• SUPPLIED RECORDS:
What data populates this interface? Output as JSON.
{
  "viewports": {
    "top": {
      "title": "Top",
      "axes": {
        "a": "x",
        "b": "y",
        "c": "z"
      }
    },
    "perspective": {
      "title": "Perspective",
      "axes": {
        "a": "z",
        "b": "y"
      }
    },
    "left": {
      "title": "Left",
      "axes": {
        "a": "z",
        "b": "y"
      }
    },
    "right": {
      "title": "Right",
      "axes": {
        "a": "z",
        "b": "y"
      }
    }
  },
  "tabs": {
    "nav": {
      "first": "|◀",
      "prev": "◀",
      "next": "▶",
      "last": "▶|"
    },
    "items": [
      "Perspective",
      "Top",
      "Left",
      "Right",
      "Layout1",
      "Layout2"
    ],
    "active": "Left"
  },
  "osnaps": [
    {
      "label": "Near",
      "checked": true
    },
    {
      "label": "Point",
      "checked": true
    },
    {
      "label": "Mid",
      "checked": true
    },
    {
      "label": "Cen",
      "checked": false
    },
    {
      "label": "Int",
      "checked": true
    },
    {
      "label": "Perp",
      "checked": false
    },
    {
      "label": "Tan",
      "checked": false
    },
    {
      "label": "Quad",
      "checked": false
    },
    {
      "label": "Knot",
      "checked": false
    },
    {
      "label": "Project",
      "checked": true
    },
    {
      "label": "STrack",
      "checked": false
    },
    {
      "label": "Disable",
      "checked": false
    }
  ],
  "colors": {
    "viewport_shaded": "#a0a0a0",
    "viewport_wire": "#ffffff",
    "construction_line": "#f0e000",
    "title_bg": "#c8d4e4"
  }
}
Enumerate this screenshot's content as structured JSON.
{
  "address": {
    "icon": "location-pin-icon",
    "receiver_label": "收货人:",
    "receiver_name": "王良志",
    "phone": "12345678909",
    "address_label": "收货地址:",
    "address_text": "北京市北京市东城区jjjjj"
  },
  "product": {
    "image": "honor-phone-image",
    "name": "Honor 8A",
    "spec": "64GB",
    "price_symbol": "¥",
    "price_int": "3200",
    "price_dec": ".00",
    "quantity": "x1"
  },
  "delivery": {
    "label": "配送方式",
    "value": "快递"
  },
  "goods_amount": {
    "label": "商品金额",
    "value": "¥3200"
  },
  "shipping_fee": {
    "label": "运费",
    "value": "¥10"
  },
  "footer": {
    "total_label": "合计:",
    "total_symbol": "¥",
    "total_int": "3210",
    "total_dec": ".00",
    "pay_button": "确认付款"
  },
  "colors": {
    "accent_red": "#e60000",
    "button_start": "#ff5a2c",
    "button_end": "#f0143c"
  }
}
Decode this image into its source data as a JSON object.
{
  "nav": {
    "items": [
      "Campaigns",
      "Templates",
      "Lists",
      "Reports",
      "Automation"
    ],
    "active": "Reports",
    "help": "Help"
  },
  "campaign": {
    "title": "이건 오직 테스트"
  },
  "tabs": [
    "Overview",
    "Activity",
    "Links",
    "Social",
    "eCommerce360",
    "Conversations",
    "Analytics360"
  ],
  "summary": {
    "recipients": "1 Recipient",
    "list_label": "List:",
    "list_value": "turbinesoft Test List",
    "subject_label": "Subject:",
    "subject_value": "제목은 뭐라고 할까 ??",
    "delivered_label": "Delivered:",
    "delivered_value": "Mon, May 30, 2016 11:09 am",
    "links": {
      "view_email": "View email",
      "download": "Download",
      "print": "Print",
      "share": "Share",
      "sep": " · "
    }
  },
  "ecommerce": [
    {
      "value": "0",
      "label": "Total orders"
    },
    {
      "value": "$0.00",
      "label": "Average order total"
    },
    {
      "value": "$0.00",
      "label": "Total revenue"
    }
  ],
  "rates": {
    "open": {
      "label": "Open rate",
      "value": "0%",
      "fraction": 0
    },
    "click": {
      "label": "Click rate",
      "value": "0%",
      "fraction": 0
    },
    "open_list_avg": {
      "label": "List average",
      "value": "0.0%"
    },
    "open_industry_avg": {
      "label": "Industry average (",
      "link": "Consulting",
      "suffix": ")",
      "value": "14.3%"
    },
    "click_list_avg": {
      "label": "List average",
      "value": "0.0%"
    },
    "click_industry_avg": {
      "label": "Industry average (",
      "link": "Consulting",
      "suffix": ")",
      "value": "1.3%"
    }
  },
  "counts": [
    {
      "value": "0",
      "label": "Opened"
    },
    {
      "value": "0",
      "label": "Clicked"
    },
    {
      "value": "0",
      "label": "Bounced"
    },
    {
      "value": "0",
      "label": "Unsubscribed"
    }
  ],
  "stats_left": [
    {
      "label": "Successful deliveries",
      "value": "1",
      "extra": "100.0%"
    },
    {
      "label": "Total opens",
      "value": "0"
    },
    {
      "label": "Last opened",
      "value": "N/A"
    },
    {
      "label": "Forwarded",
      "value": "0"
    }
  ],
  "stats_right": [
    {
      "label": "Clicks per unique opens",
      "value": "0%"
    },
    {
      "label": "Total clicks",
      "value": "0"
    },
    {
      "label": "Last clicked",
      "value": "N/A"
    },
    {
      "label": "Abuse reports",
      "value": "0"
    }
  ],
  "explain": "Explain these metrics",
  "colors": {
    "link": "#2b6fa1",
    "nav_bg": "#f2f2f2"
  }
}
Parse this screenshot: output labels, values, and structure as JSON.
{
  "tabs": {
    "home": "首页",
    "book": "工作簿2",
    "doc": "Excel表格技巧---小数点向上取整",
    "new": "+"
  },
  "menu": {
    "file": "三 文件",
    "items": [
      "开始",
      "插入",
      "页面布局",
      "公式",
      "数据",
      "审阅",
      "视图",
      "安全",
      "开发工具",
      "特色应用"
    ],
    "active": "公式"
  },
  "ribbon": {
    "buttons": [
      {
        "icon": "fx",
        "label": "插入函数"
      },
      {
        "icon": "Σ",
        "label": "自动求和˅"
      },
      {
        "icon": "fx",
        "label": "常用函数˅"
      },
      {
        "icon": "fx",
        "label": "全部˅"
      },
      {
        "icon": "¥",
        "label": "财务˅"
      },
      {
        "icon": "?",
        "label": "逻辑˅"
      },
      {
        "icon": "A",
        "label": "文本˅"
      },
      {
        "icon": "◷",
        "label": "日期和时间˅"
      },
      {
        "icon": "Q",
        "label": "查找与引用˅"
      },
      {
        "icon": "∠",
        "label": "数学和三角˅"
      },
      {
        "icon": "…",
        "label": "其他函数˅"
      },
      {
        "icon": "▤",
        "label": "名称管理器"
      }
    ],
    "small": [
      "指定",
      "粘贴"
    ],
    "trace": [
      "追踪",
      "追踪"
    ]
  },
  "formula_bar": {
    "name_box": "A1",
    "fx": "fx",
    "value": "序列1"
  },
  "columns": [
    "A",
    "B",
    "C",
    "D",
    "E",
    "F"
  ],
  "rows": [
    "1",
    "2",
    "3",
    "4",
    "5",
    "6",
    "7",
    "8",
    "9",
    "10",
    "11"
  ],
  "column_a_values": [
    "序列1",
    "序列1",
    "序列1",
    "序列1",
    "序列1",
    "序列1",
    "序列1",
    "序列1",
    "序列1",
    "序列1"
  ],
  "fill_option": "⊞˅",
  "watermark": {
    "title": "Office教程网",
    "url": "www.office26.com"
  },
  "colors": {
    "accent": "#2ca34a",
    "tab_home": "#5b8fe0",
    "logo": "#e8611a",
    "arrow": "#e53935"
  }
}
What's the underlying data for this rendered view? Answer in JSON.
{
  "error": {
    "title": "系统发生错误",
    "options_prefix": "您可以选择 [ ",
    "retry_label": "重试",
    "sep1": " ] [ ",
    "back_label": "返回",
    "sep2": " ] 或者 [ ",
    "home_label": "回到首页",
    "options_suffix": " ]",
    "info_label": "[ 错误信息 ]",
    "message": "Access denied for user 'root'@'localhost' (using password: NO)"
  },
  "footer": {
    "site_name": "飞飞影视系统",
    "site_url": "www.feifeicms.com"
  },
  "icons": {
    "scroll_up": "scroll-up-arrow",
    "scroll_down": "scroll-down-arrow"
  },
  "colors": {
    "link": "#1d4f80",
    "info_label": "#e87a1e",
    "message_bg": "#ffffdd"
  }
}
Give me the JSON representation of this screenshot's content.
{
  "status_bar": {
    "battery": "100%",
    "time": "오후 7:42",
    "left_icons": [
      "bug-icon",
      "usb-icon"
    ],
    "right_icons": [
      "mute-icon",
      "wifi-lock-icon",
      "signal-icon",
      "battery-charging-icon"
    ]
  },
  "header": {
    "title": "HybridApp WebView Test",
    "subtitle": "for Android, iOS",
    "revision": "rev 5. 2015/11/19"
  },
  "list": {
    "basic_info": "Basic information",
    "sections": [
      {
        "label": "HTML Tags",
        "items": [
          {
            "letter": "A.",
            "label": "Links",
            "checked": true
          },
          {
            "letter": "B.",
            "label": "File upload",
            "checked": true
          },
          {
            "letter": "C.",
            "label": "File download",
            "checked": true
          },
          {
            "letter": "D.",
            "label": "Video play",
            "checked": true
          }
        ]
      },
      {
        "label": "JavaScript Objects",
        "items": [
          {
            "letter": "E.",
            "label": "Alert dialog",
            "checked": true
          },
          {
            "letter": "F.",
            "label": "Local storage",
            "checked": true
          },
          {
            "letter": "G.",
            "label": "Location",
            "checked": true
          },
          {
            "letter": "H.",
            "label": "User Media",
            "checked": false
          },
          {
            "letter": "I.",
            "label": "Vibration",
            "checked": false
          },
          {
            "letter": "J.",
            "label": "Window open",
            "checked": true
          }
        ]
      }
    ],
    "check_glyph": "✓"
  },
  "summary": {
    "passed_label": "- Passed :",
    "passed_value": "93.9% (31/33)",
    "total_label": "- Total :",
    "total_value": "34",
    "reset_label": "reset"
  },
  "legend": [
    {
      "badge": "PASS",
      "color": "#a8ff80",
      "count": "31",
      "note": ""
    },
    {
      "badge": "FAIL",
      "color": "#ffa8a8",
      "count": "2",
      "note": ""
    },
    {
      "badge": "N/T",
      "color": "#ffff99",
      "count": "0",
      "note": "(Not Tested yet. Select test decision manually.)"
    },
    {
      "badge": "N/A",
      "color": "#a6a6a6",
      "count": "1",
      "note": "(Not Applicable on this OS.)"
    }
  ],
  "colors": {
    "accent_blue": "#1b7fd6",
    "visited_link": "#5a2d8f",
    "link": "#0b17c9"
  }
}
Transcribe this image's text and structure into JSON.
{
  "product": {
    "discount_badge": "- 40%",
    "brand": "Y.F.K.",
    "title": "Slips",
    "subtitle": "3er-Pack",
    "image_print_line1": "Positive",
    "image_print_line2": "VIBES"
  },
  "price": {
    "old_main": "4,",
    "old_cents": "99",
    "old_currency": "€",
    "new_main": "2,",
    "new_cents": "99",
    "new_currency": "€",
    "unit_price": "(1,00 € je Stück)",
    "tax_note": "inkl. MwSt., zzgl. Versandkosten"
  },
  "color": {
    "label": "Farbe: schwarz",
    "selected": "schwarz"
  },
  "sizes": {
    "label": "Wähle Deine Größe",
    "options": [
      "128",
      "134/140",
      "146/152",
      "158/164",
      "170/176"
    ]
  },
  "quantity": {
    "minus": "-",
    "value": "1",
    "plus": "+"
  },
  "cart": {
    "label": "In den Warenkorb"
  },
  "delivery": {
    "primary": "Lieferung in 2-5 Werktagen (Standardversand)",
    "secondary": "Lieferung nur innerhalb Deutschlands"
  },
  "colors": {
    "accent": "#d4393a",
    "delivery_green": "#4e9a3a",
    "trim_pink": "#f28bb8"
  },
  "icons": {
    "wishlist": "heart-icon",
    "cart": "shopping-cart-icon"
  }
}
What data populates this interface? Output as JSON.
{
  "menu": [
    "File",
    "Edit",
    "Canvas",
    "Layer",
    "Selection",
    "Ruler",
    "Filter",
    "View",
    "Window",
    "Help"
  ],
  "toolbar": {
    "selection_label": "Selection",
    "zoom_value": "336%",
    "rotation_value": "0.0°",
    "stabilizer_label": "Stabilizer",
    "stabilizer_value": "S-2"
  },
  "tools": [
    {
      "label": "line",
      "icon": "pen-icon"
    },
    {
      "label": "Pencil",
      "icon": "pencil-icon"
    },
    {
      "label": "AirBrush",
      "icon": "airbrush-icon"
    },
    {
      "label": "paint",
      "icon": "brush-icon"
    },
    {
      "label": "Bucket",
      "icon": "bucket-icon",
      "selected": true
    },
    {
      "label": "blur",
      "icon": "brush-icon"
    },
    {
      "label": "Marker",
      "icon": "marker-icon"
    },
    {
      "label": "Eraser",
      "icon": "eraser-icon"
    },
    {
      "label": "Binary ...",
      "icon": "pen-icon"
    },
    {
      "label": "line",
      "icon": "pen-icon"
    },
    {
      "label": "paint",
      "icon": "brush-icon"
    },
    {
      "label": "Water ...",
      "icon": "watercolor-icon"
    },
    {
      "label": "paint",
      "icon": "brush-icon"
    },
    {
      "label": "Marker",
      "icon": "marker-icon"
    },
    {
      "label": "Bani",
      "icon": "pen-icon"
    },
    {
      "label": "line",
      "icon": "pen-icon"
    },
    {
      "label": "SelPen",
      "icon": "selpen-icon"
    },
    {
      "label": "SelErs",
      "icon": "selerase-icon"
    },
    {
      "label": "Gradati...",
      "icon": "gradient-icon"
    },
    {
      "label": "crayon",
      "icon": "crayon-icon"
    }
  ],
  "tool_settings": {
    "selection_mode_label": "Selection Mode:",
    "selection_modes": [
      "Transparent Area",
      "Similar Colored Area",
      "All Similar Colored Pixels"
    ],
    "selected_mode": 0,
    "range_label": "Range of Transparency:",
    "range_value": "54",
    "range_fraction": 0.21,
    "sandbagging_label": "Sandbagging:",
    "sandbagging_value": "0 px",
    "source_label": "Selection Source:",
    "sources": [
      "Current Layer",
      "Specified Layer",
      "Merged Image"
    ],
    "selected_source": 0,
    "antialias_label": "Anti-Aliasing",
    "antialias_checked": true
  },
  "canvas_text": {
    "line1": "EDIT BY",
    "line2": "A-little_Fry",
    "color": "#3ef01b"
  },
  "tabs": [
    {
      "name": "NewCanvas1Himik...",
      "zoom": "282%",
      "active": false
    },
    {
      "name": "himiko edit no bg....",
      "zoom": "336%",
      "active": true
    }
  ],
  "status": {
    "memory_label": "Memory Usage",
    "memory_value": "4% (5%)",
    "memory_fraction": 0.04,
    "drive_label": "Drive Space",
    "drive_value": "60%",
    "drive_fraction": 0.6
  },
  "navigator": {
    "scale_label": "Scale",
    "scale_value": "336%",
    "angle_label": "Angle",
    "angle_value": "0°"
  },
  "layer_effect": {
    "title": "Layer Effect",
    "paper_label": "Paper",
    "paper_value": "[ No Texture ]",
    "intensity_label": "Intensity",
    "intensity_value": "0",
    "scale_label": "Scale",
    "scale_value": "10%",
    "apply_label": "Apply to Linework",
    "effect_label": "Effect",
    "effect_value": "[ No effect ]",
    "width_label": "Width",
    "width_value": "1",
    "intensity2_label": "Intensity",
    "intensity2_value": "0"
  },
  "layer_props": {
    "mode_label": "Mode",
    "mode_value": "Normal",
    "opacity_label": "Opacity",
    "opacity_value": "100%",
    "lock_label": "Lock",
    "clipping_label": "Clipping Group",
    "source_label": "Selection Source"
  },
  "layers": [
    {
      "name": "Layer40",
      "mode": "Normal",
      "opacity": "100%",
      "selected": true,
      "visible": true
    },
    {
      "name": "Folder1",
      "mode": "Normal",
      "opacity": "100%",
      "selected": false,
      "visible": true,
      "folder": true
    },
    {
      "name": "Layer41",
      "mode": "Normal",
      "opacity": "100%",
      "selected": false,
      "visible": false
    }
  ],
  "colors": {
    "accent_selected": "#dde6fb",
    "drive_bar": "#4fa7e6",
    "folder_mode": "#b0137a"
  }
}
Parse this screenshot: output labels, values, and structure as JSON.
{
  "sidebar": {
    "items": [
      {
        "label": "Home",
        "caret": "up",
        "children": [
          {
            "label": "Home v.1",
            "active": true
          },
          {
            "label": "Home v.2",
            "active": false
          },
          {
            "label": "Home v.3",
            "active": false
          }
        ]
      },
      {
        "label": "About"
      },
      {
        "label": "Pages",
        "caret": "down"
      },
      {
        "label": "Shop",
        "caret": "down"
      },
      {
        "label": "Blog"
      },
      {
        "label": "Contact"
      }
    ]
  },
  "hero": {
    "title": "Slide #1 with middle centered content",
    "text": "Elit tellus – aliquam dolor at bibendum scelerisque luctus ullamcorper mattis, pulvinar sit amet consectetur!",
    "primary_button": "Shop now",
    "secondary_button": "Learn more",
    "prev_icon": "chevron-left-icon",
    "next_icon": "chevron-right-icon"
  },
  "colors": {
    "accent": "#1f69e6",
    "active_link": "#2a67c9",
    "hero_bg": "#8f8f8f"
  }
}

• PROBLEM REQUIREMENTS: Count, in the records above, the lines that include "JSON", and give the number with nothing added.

• WRITTEN RESPONSE: 9